The research definitely shows that isometric strength training will lead to significant increases in strength at the angles being worked and a few degrees above and below the angle. There are two options that appeal to me when it comes to isometric work:
1. If you are weak at a certain angle during the pull or recovery of a lift, then target that angle. I like to use pins to pull or press against to strengthen weaknesses. Bob Hoffman used this method with his weightlifting team several years ago. This became know as the Hoffman Technique.
2. Pauses or pulls against pins at multiple joint angles. Studies show that isometric strength gains occur mainly at the angle being worked. However, this can be overcome by simply pausing at multiple angles. Heck don’t listen to me. Read this article by my friend Bret Contreras to get all the details on isometric training:
I hope this article sparks some new ideas. I will continue to lay down the nuggets that I discover on the daily from Louie’s book. I will let all of you know when our meeting is to take place. I think that it will be fun and exciting at the least.
Maybe some of you weightlifting coaches are already doing these two methods. If you are, then you are ahead of the curve. However, remember that not all coaches are using these methods. Maybe Louie has nothing to teach you, but there are other coaches that might need his insight. This is just another reason to not bash other people’s work. Let’s all just have fun, learn from each other, and expand the barbell’s reach.
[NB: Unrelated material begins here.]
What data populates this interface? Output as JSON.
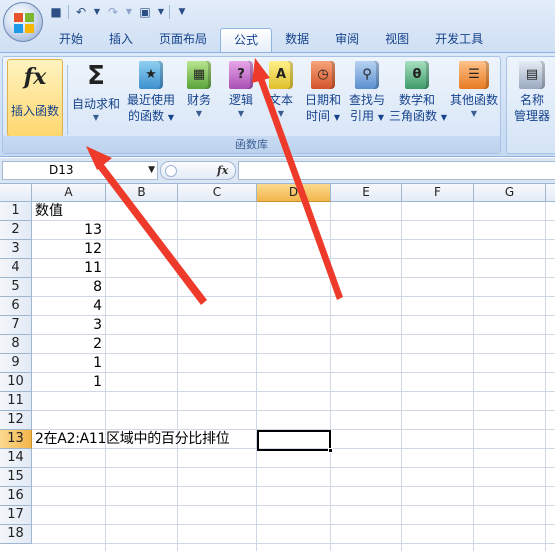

A lot of people in America have talked about the lack of success in weightlifting. Not many people want to put their money and/or time where their mouth is. I won’t stop until I have helped change the sport of weightlifting forever. We’ve already partnered with another company that I can’t mention for various reasons. We are also working with a supplement company and a barbell company for sponsorship. It will happen.
We are still looking for partners in the following ways:
• Become a Mash Affiliate (email email@example.com for more informations)
• Financial Partner
• Identifying foundations and individuals that might be a good fit
• Help with grant writing
• Administrative assistants
Together we will help change American Weightlifting. My passion for change is the very reason that I read books like Louie’s with an open-mind. There has to be a better way. I am not going to use the drug issue as an excuse to continue failing. This is America. Our other sports are succeeding drug free, and so can we.
If you are interested in partnering, email me at: Travis.Mash@mashelite.com
Let’s team up! We need to quit fighting with each other. Instead we need to put our heads together, and get this thing done. I am going to continue reading Louie’s book, and hopefully I will give you different insights than other coaches. Guys and gals always look for the nuggets in things. If you look closely, they are always there.